Full disclosure: The two Nevada links came to me from Teresa Kelly of Texans Against Gambling, after she commented via email about an earlier post of mine. That was the inspiration for this post, though the rest of the research is mine. I’ll be more than happy to do a similar exercise for someone on the pro-gambling side of things if they want to as well.

Two stories about gambling

The Chron’s David Barron talks to some experts about putting slot machines at horse tracks, which is one of several major proposals to expand gambling in Texas this legislative session.

William Eadington, an economics professor at the University of Nevada and director of the university’s Institute for the Study of Gambling and Commercial Gaming, questions the accepted wisdom in racing circles that video slots are a magic bullet for racing.

“The official argument is that this is a way to save racing and increase purses, which will attract better horses,” Eadington said. “The only thing wrong with that is that it hasn’t really held up.

“Racing continues to be in decline. If you look at handle and on-track attendance and net revenue after payment of purses — any of the standard measures — it has been stagnant for 20 years.”

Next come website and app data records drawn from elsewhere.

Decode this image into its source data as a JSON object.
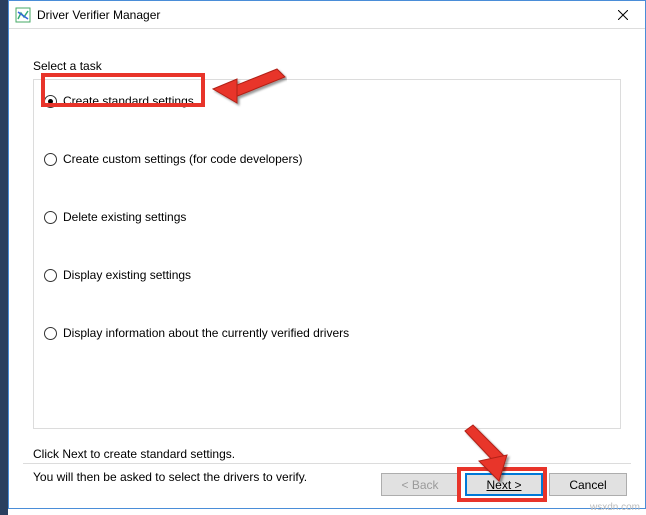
{
  "titlebar": {
    "title": "Driver Verifier Manager"
  },
  "content": {
    "task_label": "Select a task",
    "options": {
      "opt0": "Create standard settings",
      "opt1": "Create custom settings (for code developers)",
      "opt2": "Delete existing settings",
      "opt3": "Display existing settings",
      "opt4": "Display information about the currently verified drivers"
    },
    "hint_line1": "Click Next to create standard settings.",
    "hint_line2": "You will then be asked to select the drivers to verify."
  },
  "buttons": {
    "back": "< Back",
    "next": "Next >",
    "cancel": "Cancel"
  },
  "watermark": "wsxdn.com"
}
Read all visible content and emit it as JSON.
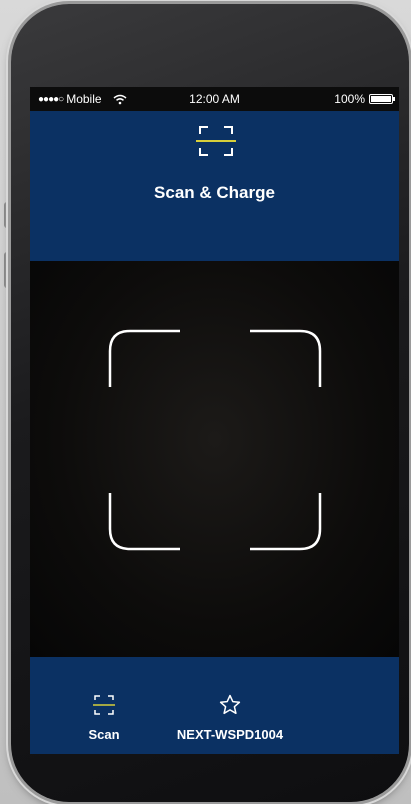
{
  "status_bar": {
    "carrier": "Mobile",
    "signal": "●●●●○",
    "time": "12:00 AM",
    "battery": "100%"
  },
  "header": {
    "icon": "scan-icon",
    "title": "Scan & Charge"
  },
  "scanner": {
    "frame_icon": "scan-frame-corners"
  },
  "tab_bar": {
    "tabs": [
      {
        "label": "Scan",
        "icon": "scan-icon",
        "selected": true
      },
      {
        "label": "NEXT-WSPD1004",
        "icon": "star-icon",
        "selected": false
      }
    ]
  },
  "colors": {
    "brand_navy": "#0b3163",
    "accent_yellow": "#d8cf3a",
    "scan_frame": "#ffffff"
  }
}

While track operators stand to benefit financially from state licenses for video slots, granting such licenses during an economic downturn and limiting the field to racetrack owners cuts into potential state tax benefits by eliminating the large casino operators as competing bidders, Eadington said.

“Most of the major companies, with a couple of exceptions, are in no position to be bidding on casino licenses. They have no money for capital commitments,” Eadington said. “In that sense, this is not a great time to be putting things out for bid. You foreclose the option of doing something better if and when the economy gets going again.”

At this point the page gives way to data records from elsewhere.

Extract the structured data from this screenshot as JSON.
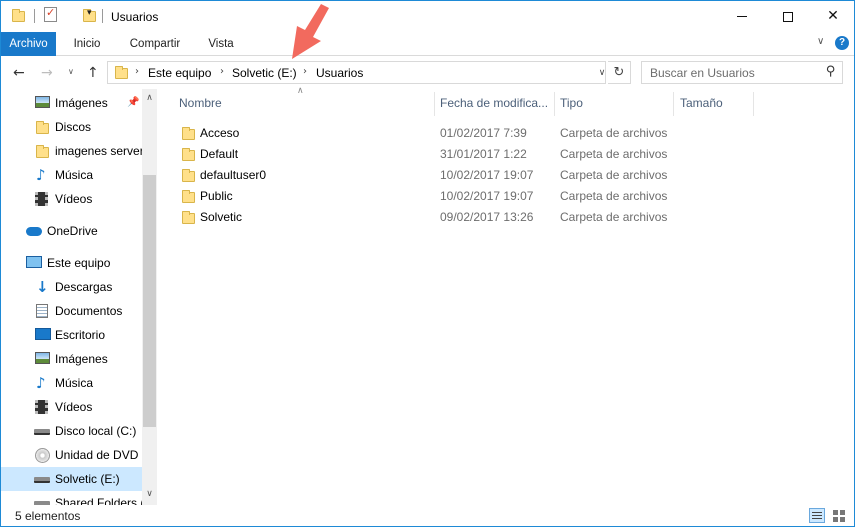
{
  "window": {
    "title": "Usuarios"
  },
  "ribbon": {
    "tabs": [
      {
        "label": "Archivo"
      },
      {
        "label": "Inicio"
      },
      {
        "label": "Compartir"
      },
      {
        "label": "Vista"
      }
    ]
  },
  "address": {
    "crumbs": [
      "Este equipo",
      "Solvetic (E:)",
      "Usuarios"
    ]
  },
  "search": {
    "placeholder": "Buscar en Usuarios"
  },
  "sidebar": {
    "items": [
      {
        "label": "Imágenes",
        "icon": "pictures-icon"
      },
      {
        "label": "Discos",
        "icon": "folder-icon"
      },
      {
        "label": "imagenes server",
        "icon": "folder-icon"
      },
      {
        "label": "Música",
        "icon": "music-icon"
      },
      {
        "label": "Vídeos",
        "icon": "videos-icon"
      },
      {
        "label": "OneDrive",
        "icon": "onedrive-icon"
      },
      {
        "label": "Este equipo",
        "icon": "this-pc-icon"
      },
      {
        "label": "Descargas",
        "icon": "downloads-icon"
      },
      {
        "label": "Documentos",
        "icon": "documents-icon"
      },
      {
        "label": "Escritorio",
        "icon": "desktop-icon"
      },
      {
        "label": "Imágenes",
        "icon": "pictures-icon"
      },
      {
        "label": "Música",
        "icon": "music-icon"
      },
      {
        "label": "Vídeos",
        "icon": "videos-icon"
      },
      {
        "label": "Disco local (C:)",
        "icon": "drive-icon"
      },
      {
        "label": "Unidad de DVD (",
        "icon": "dvd-icon"
      },
      {
        "label": "Solvetic (E:)",
        "icon": "drive-icon"
      },
      {
        "label": "Shared Folders (",
        "icon": "drive-icon"
      }
    ]
  },
  "columns": {
    "name": "Nombre",
    "date": "Fecha de modifica...",
    "type": "Tipo",
    "size": "Tamaño"
  },
  "files": [
    {
      "name": "Acceso",
      "date": "01/02/2017 7:39",
      "type": "Carpeta de archivos"
    },
    {
      "name": "Default",
      "date": "31/01/2017 1:22",
      "type": "Carpeta de archivos"
    },
    {
      "name": "defaultuser0",
      "date": "10/02/2017 19:07",
      "type": "Carpeta de archivos"
    },
    {
      "name": "Public",
      "date": "10/02/2017 19:07",
      "type": "Carpeta de archivos"
    },
    {
      "name": "Solvetic",
      "date": "09/02/2017 13:26",
      "type": "Carpeta de archivos"
    }
  ],
  "status": {
    "count": "5 elementos"
  },
  "colors": {
    "accent": "#1979ca",
    "selected": "#cce8ff",
    "annotation": "#f26a5e"
  }
}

Difficult times for the resort casino industry, of course, make this a perfect time for racetracks to seek state legislation that would grandfather them in as video slot operators.

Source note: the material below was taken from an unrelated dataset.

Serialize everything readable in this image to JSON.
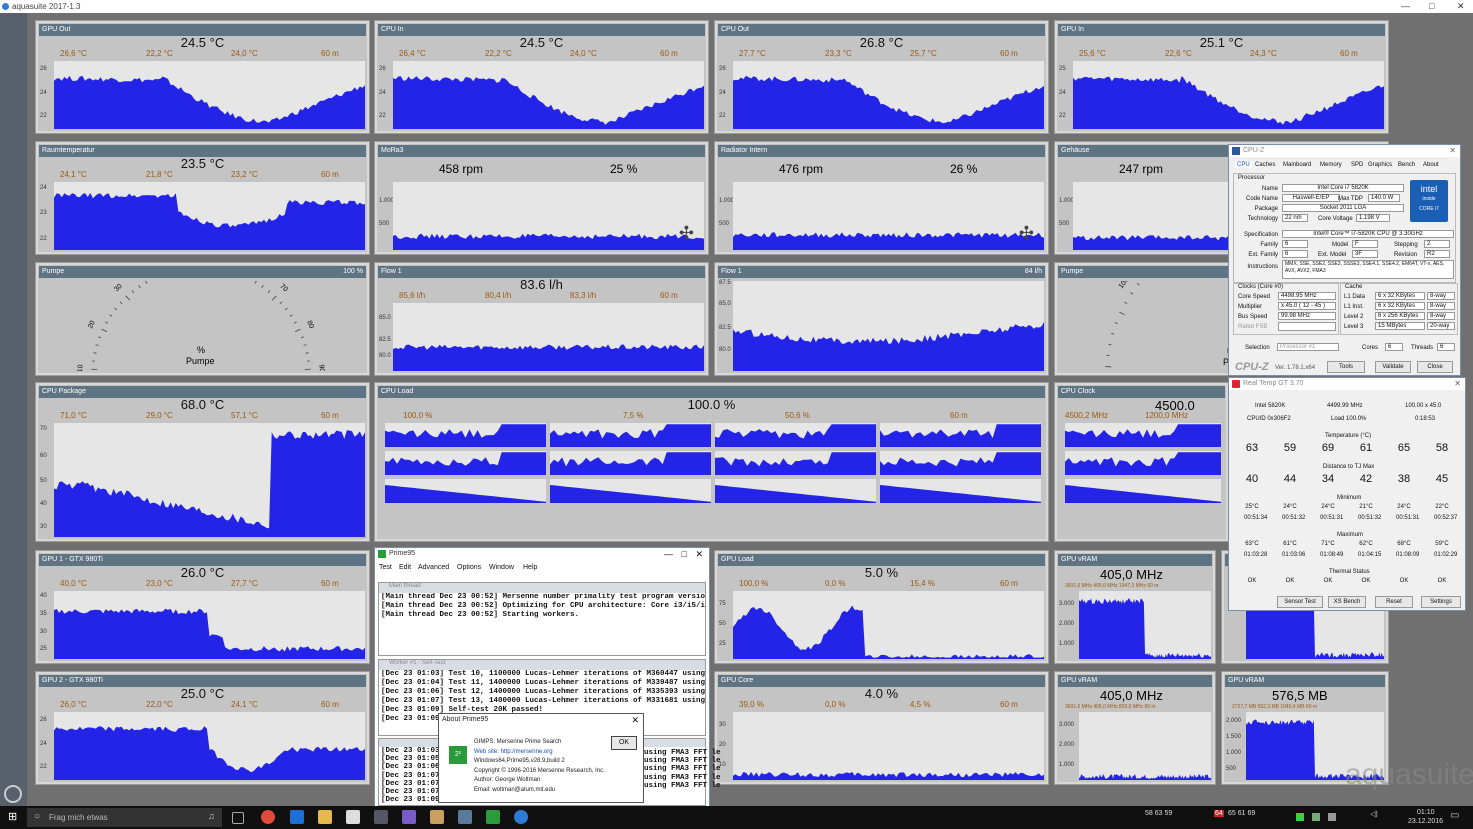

“It’s all political,” the economist said. “What (the tracks) would like is an environment that preserves the possibility of long-term excess profits. If they can have exclusivity in slots in urban areas, they are potentially very profitable.”

Nice to hear a little balance to all the rah-rah stuff the gambling industry puts out every time we go through this. I feel like it should have run on the front page, rather than the front page of the sports section, but I’ll take what I can get.

Meanwhile, John Nova Lomax has a cover story in the Press about the history of casino gambling in Galveston and the debate today about bringing it back as a means to revitalize the place post-Ike. I think this is the key bit:

You can see arguments for and against casinos before your eyes. Both major Lake Charles casinos sport huge parking lots — which begs the question of where they could fit in Galveston.

Those lots are also jam-packed with cars with Texas license plates. When you couple that with all the signs touting the many shuttles offering dirt cheap transport from nine pickup points in Houston to the casinos, you realize the magnitude of the cash drain over the Sabine.

Both the Isle of Capri and L’Auberge du Lac are vast complexes that rise mirage-like out of acres of concrete in the middle of nowhere. Each offers in-house restaurants, shops, clubs and lodging, and that underscores one of [gambling opponent Harris] Kempner’s main anti-casino contentions — that [Allen] Flores and the Strand merchants are fooling themselves if they think casinos will bring them customers. Even in the old days, he says, the Balinese Room knew well how to lock down the junket trade. “When the casinos wanted to attract banquets, they undercut,” he says. “They could afford to do that because they can make food, drink, shelter and entertainment a loss leader, and they will do it again.”

That’s been the Atlantic City experience, and I tend to think it would be Galveston’s, or any other place’s that got casinos, as well. Lomax does a good job of presenting multiple perspectives on the issue, so check it out.